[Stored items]
━━━━━━━━
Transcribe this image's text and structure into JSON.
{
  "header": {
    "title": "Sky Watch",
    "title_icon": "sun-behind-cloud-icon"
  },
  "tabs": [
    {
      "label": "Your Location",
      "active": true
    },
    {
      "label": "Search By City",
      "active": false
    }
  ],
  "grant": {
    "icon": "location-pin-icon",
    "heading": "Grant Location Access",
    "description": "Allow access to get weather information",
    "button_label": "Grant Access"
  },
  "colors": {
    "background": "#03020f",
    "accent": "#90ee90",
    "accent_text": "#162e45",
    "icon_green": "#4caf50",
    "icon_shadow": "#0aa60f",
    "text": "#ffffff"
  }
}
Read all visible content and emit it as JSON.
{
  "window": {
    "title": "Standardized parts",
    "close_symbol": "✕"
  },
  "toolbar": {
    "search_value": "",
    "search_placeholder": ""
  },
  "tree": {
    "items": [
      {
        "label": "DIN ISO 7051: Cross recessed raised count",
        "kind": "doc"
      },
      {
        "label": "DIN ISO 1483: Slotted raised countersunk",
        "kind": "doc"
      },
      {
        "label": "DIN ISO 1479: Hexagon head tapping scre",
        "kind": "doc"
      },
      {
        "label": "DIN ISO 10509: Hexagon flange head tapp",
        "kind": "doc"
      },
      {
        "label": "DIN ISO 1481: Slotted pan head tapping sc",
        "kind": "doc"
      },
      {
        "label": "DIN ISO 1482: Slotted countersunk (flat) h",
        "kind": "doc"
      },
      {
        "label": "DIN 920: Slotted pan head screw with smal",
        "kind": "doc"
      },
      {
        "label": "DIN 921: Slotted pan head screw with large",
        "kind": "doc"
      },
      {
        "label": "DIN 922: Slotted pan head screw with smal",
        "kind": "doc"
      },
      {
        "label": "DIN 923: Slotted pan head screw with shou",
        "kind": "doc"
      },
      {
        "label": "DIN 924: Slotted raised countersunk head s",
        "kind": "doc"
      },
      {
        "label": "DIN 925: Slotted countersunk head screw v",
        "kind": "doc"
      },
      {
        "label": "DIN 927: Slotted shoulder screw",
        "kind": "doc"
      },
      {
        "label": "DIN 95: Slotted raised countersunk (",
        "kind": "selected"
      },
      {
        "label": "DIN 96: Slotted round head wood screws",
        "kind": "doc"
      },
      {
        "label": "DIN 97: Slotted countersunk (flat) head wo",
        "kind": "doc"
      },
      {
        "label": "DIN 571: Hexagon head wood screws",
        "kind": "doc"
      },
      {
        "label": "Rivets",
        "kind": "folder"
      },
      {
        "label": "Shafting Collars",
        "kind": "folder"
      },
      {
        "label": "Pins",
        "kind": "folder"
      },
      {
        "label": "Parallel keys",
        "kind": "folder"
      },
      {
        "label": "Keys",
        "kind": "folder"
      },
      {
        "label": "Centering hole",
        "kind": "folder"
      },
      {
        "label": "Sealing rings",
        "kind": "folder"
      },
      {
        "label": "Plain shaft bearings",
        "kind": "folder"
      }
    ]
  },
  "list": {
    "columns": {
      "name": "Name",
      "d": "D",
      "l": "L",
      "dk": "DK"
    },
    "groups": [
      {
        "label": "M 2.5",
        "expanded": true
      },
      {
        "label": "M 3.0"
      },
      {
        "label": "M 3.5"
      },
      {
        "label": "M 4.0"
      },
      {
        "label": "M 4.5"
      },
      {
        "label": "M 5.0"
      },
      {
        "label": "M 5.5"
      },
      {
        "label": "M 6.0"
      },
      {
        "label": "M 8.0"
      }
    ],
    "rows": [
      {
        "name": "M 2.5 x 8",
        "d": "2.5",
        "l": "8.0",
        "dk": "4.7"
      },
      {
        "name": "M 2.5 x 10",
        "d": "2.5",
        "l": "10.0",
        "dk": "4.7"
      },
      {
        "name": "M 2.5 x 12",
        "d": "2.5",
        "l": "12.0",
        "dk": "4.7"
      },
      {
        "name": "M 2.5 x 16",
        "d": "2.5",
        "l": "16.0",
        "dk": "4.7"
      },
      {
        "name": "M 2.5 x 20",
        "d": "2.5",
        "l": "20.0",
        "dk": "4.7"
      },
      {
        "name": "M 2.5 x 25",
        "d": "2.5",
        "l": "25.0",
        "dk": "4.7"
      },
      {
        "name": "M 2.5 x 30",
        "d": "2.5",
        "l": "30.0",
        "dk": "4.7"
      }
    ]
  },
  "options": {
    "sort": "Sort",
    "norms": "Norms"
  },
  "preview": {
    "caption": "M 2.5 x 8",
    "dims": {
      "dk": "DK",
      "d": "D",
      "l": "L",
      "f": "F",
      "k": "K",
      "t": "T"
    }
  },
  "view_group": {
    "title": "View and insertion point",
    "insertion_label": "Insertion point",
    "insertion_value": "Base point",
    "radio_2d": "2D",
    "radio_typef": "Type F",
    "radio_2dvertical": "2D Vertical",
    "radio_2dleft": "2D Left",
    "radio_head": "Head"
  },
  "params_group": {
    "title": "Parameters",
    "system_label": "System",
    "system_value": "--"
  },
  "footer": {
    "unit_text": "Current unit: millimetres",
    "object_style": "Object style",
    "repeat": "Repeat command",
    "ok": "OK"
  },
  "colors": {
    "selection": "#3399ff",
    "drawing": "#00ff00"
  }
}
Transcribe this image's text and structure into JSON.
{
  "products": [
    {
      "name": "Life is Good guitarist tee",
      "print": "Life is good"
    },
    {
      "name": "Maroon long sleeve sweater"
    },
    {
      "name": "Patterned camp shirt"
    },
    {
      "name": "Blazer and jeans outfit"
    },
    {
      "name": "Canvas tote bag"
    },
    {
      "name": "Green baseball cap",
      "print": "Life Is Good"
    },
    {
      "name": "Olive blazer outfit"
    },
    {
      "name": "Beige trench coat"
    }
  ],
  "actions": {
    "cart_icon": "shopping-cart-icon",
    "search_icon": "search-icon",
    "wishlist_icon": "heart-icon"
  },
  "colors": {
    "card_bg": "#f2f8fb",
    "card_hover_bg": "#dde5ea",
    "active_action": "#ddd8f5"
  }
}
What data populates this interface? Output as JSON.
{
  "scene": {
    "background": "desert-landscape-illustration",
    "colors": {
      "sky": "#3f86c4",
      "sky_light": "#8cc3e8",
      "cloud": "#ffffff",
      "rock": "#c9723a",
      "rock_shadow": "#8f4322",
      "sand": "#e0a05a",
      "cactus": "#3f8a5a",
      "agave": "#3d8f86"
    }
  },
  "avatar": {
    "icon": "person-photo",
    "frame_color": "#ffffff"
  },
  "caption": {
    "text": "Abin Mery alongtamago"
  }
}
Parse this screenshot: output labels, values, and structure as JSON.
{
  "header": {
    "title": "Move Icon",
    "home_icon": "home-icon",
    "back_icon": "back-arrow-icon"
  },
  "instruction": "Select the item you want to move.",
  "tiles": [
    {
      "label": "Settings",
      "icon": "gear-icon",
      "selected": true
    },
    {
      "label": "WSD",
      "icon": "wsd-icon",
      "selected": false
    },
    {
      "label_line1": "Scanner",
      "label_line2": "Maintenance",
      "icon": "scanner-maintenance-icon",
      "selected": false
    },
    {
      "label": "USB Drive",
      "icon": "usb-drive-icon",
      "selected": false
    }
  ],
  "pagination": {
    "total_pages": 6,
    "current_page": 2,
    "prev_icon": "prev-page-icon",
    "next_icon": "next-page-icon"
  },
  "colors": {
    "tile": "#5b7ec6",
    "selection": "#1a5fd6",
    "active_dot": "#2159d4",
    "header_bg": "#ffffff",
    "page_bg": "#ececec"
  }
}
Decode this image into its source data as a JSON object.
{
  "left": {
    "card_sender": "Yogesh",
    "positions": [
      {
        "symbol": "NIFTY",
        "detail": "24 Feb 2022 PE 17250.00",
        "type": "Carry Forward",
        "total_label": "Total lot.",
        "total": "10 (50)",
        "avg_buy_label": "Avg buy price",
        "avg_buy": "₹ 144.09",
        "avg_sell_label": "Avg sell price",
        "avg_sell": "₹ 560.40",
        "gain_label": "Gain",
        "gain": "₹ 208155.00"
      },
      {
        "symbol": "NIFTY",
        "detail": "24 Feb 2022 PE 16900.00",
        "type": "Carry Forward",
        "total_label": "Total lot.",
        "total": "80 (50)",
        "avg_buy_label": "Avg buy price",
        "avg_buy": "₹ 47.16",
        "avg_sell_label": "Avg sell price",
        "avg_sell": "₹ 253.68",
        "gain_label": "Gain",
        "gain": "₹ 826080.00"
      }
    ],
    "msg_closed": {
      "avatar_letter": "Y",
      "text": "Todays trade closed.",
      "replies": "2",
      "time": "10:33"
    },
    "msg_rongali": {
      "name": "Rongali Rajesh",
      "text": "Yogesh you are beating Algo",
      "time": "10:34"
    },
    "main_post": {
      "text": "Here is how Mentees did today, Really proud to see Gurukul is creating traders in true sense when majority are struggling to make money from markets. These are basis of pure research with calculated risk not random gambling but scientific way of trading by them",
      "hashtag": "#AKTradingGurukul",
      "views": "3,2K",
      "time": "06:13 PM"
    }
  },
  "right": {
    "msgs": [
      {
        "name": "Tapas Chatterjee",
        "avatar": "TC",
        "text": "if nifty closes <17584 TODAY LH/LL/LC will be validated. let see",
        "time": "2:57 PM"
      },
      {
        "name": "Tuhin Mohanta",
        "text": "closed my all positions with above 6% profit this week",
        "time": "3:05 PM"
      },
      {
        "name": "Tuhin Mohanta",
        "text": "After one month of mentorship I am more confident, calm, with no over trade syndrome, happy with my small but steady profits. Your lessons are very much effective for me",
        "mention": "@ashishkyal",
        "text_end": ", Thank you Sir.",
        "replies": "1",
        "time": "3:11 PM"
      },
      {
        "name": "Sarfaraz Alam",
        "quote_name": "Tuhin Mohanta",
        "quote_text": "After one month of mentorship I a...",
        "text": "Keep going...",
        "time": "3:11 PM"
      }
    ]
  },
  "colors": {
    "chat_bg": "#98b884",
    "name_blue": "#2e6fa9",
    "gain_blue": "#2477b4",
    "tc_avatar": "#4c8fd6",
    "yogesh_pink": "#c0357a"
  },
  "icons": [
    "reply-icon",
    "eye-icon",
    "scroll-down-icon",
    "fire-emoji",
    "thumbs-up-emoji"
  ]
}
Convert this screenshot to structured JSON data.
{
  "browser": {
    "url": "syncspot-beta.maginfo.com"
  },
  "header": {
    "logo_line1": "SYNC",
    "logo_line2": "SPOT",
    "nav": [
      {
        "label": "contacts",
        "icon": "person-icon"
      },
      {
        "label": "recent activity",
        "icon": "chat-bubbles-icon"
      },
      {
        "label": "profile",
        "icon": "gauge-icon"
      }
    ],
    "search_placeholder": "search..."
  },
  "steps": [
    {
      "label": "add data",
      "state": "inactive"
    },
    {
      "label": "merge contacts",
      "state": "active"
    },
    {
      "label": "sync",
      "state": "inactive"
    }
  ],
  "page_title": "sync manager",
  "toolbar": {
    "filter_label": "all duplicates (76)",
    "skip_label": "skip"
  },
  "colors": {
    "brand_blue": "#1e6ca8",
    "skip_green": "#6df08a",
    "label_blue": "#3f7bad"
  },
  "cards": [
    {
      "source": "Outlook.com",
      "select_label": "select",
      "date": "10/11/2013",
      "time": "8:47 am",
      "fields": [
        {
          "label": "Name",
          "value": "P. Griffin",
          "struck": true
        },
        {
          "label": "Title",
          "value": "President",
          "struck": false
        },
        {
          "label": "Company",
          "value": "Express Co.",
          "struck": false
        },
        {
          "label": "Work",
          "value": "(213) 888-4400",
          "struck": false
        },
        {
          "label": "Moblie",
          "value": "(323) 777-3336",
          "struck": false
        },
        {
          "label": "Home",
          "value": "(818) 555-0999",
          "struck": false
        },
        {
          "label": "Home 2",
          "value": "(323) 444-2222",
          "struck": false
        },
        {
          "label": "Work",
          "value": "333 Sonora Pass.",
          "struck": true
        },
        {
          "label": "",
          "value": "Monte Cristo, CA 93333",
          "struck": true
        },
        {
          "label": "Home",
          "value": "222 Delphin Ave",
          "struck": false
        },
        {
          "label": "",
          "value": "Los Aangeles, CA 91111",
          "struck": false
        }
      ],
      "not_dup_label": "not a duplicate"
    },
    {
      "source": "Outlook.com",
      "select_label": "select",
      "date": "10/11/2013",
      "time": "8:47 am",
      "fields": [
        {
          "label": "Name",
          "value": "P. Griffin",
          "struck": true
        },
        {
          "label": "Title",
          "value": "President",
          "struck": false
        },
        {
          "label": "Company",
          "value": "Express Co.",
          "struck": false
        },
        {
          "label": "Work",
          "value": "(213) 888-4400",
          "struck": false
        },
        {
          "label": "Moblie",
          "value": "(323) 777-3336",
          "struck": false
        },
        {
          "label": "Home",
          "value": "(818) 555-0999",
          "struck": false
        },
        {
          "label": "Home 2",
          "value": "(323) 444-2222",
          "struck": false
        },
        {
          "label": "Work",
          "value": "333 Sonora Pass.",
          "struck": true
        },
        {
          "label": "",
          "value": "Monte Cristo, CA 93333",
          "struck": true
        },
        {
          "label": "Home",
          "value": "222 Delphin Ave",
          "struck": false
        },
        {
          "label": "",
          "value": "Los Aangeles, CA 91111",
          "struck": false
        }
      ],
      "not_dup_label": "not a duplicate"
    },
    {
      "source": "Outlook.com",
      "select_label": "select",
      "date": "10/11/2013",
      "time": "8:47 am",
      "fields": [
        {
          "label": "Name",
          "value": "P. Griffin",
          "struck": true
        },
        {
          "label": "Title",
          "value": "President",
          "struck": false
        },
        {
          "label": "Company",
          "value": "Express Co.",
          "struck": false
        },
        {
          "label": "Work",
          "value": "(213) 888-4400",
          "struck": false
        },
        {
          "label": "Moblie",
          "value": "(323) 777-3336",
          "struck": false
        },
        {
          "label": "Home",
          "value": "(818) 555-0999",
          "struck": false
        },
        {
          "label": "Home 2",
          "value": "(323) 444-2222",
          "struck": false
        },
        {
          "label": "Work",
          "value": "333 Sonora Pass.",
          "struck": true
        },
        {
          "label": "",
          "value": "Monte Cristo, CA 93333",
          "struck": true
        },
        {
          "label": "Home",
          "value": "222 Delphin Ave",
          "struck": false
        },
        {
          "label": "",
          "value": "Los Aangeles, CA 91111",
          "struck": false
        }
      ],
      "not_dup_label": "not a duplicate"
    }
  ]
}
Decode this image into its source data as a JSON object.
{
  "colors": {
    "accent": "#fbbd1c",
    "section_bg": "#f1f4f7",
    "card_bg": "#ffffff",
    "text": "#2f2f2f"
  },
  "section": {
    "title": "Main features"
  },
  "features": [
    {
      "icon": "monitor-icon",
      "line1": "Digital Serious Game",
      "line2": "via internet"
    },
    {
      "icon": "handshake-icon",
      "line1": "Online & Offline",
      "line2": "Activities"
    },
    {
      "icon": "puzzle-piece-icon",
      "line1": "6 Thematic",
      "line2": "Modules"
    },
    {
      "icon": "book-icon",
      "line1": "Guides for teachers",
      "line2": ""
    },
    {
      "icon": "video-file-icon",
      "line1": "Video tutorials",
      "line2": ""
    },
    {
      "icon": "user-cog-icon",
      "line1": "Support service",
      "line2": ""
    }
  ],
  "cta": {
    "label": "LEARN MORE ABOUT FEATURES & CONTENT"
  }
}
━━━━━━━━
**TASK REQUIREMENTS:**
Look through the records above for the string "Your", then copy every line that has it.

**RESULT FOR THIS EXERCISE:**
      "label": "Your Location",
        "text": "After one month of mentorship I am more confident, calm, with no over trade syndrome, happy with my small but steady profits. Your lessons are very much effective for me",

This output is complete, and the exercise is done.